Max Planck Institute for Evolutionary Anthropology. (2013, May 29). Malaria protection in chimpanzees. ScienceDaily. Retrieved July 30, 2014 from www.sciencedaily.com/releases/2013/05/130529092722.htm
Max Planck Institute for Evolutionary Anthropology. "Malaria protection in chimpanzees." ScienceDaily. www.sciencedaily.com/releases/2013/05/130529092722.htm (accessed July 30, 2014).

Share This




More Plants & Animals News

Wednesday, July 30, 2014

Featured Research

from universities, journals, and other organizations


Featured Videos

from AP, Reuters, AFP, and other news services

Raw: Thousands Flocking to German Crop Circle

Raw: Thousands Flocking to German Crop Circle

AP (July 30, 2014) — Thousands of people are trekking to a Bavarian farmer's field to check out a mysterious set of crop circles. (July 30) Video provided by AP
Powered by NewsLook.com
Concern Grows Over Worsening Ebola Crisis

Concern Grows Over Worsening Ebola Crisis

AFP (July 30, 2014) — Pan-African airline ASKY has suspended all flights to and from the capitals of Liberia and Sierra Leone amid the worsening Ebola health crisis, which has so far caused 672 deaths in Guinea, Liberia and Sierra Leone. Duration: 00:43 Video provided by AFP
Powered by NewsLook.com
At Least 20 Chikungunya Cases in New Jersey

At Least 20 Chikungunya Cases in New Jersey
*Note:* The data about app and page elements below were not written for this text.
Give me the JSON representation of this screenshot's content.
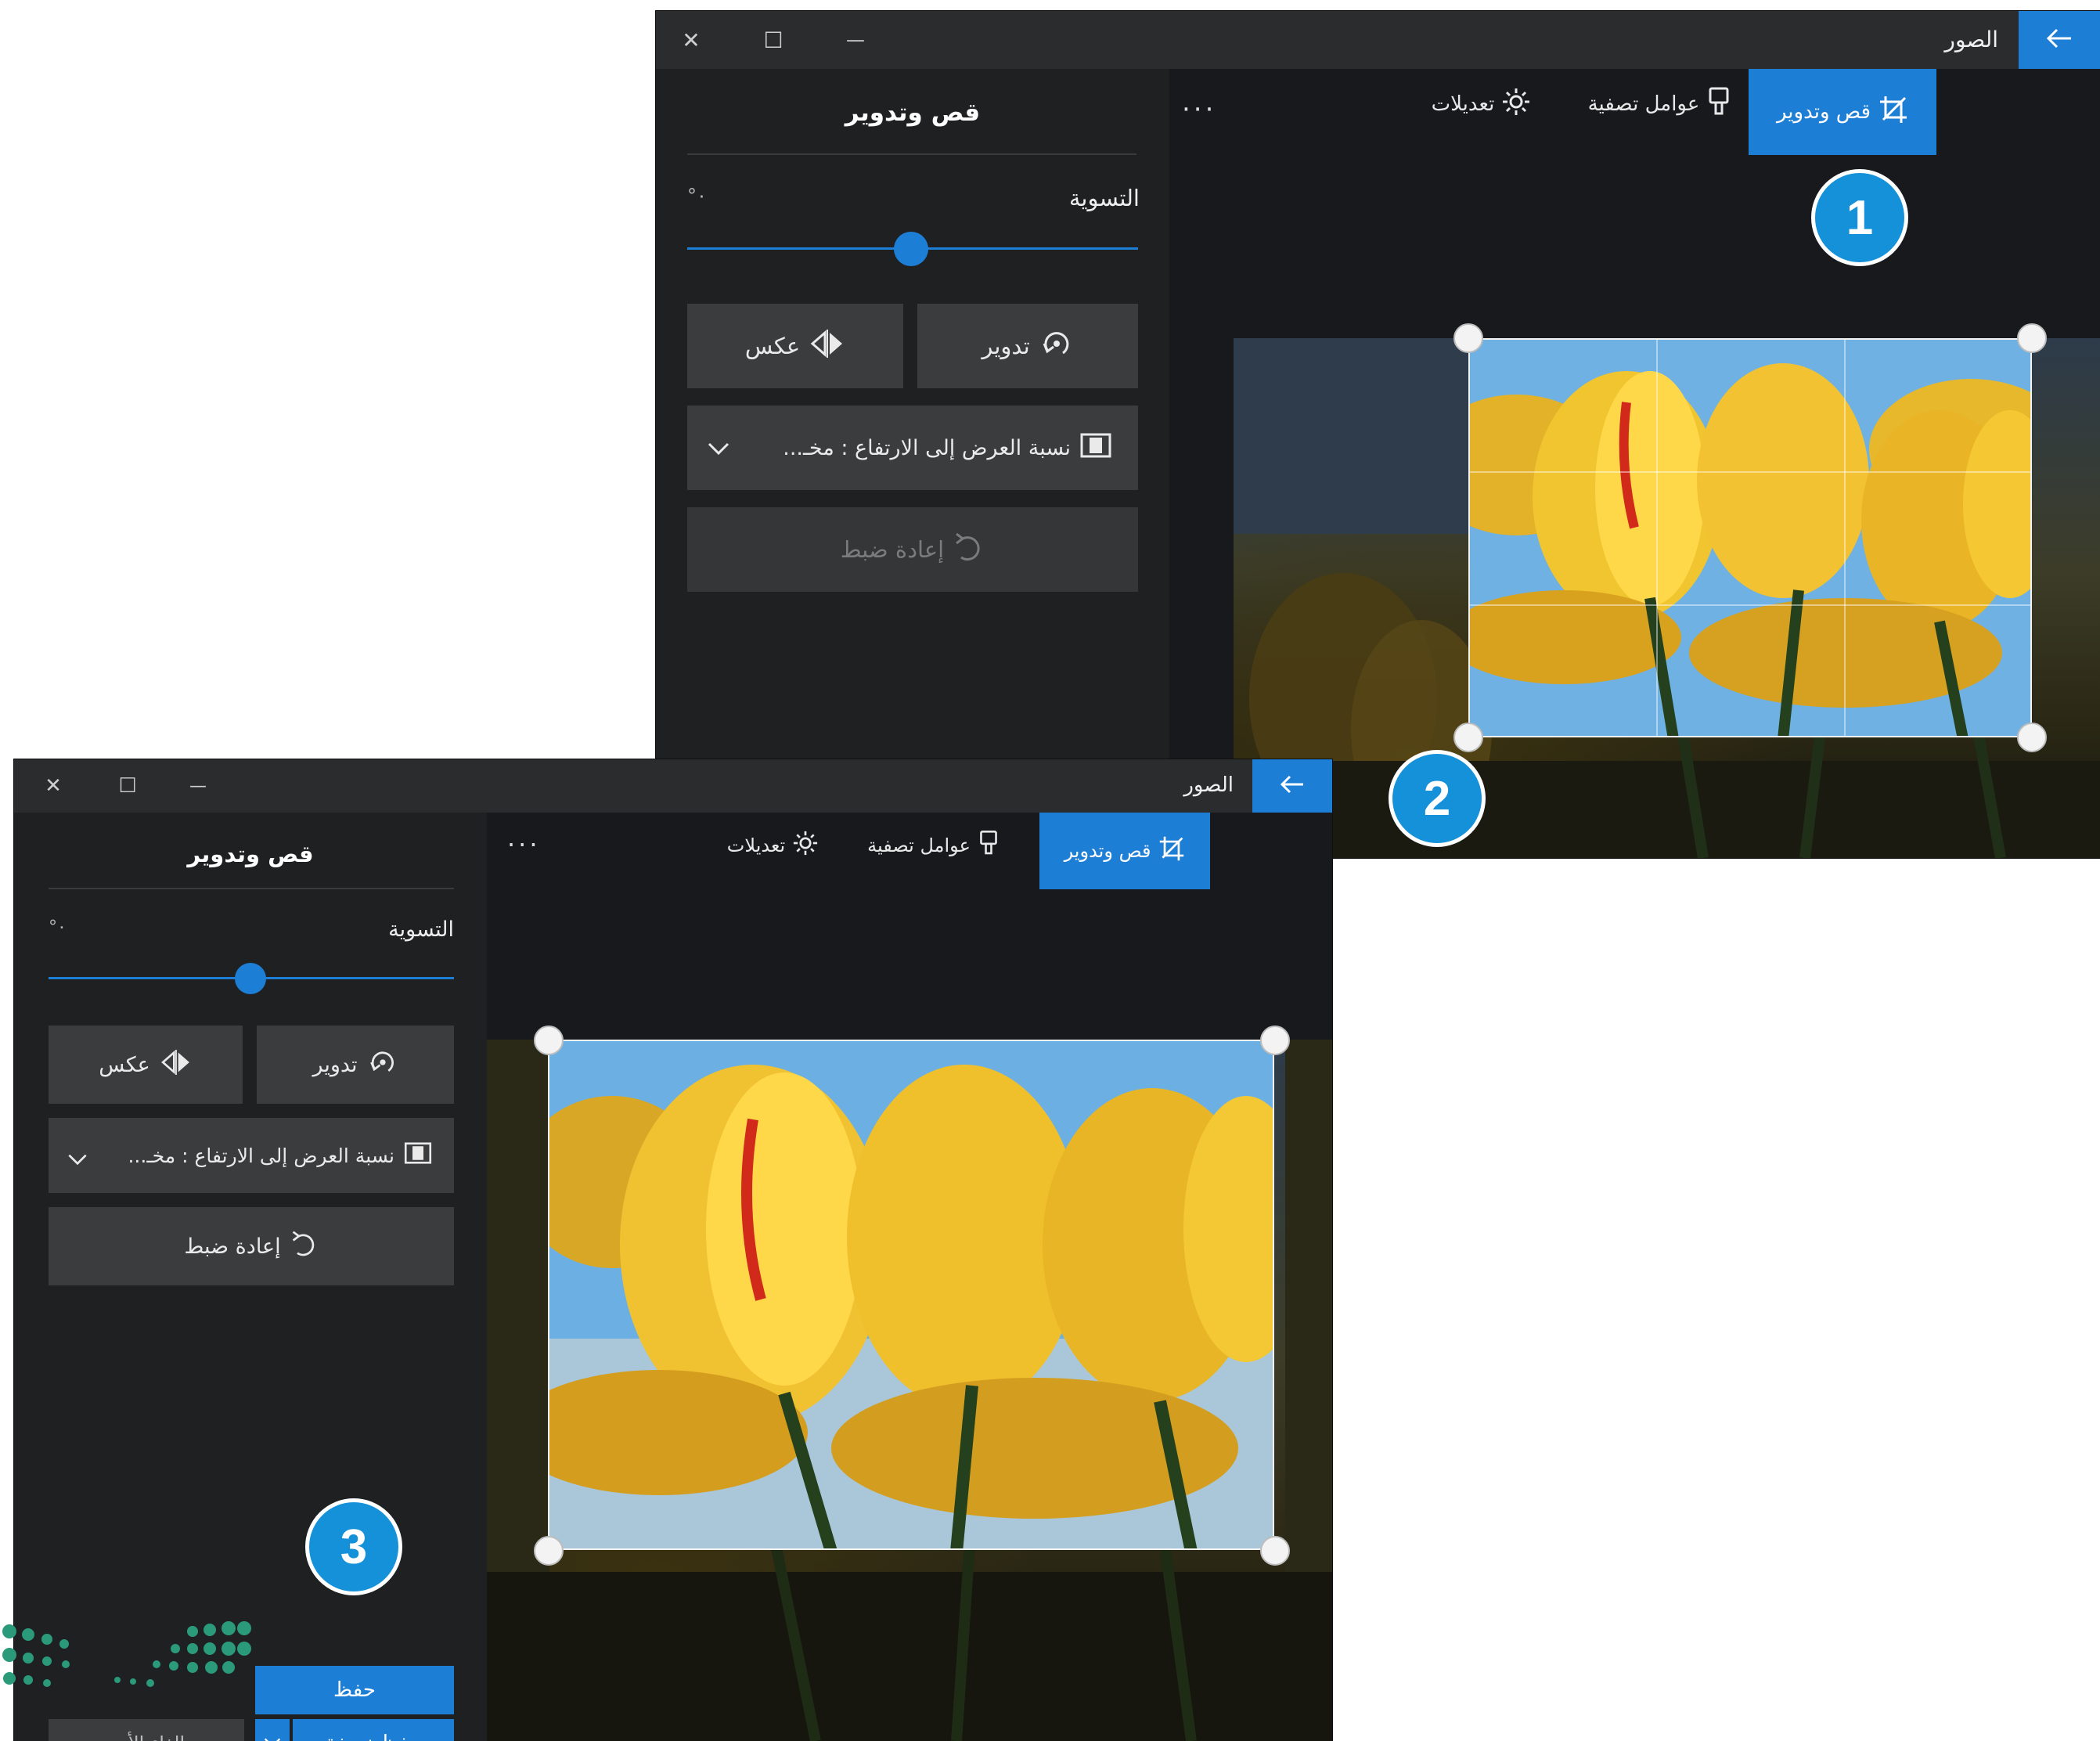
{
  "windows": [
    {
      "id": "top",
      "app_title": "الصور",
      "title_buttons": [
        "✕",
        "☐",
        "—"
      ],
      "toolbar": {
        "crop_label": "قص وتدوير",
        "filters_label": "عوامل تصفية",
        "adjust_label": "تعديلات",
        "more_label": "···"
      },
      "panel": {
        "title": "قص وتدوير",
        "straighten_label": "التسوية",
        "straighten_value": "°٠",
        "rotate_label": "تدوير",
        "flip_label": "عكس",
        "aspect_label": "نسبة العرض إلى الارتفاع : مخـ...",
        "reset_label": "إعادة ضبط"
      }
    },
    {
      "id": "bottom",
      "app_title": "الصور",
      "title_buttons": [
        "✕",
        "☐",
        "—"
      ],
      "toolbar": {
        "crop_label": "قص وتدوير",
        "filters_label": "عوامل تصفية",
        "adjust_label": "تعديلات",
        "more_label": "···"
      },
      "panel": {
        "title": "قص وتدوير",
        "straighten_label": "التسوية",
        "straighten_value": "°٠",
        "rotate_label": "تدوير",
        "flip_label": "عكس",
        "aspect_label": "نسبة العرض إلى الارتفاع : مخـ...",
        "reset_label": "إعادة ضبط",
        "save_label": "حفظ",
        "save_copy_label": "حفظ نسخة",
        "cancel_label": "إلغاء الأمر"
      }
    }
  ],
  "callouts": [
    "1",
    "2",
    "3"
  ],
  "icons": {
    "back": "arrow-left-icon",
    "crop": "crop-icon",
    "filters": "paint-brush-icon",
    "adjust": "sun-icon",
    "rotate": "rotate-icon",
    "flip": "flip-icon",
    "aspect": "aspect-ratio-icon",
    "reset": "undo-icon",
    "dropdown": "chevron-down-icon"
  },
  "colors": {
    "accent": "#1d7ed6",
    "callout": "#1591da",
    "window_bg": "#1f2022",
    "titlebar_bg": "#2b2c2e"
  }
}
AP (July 30, 2014) — At least 20 New Jersey residents have tested positive for chikungunya, a mosquito-borne virus that has spread through the Caribbean. (July 30) Video provided by AP
Powered by NewsLook.com
Raw: Otters Enjoy Water Slides at Japan Zoo

Raw: Otters Enjoy Water Slides at Japan Zoo

AP (July 30, 2014) — River otters were hitting the water slides to beat the summer heatwave on Wednesday at Ichikawa City's Zoological and Botanical Garden. (July 30) Video provided by AP
Powered by NewsLook.com

Search ScienceDaily

Number of stories in archives: 140,361

Find with keyword(s):
 
Enter a keyword or phrase to search ScienceDaily for related topics and research stories.

Save/Print:
Share:  

Breaking News:
from the past week

In Other News

... from NewsDaily.com

Science News

Health News

Environment News

Technology News



Save/Print:
Share:  

Free Subscriptions


Get the latest science news with ScienceDaily's free email newsletters, updated daily and weekly. Or view hourly updated newsfeeds in your RSS reader:

Get Social & Mobile


Keep up to date with the latest news from ScienceDaily via social networks and mobile apps:

Have Feedback?


Tell us what you think of ScienceDaily -- we welcome both positive and negative comments. Have any problems using the site? Questions?
Mobile iPhone Android Web
Follow Facebook Twitter Google+
Subscribe RSS Feeds Email Newsletters
Latest Headlines Health & Medicine Mind & Brain Space & Time Matter & Energy Computers & Math Plants & Animals Earth & Climate Fossils & Ruins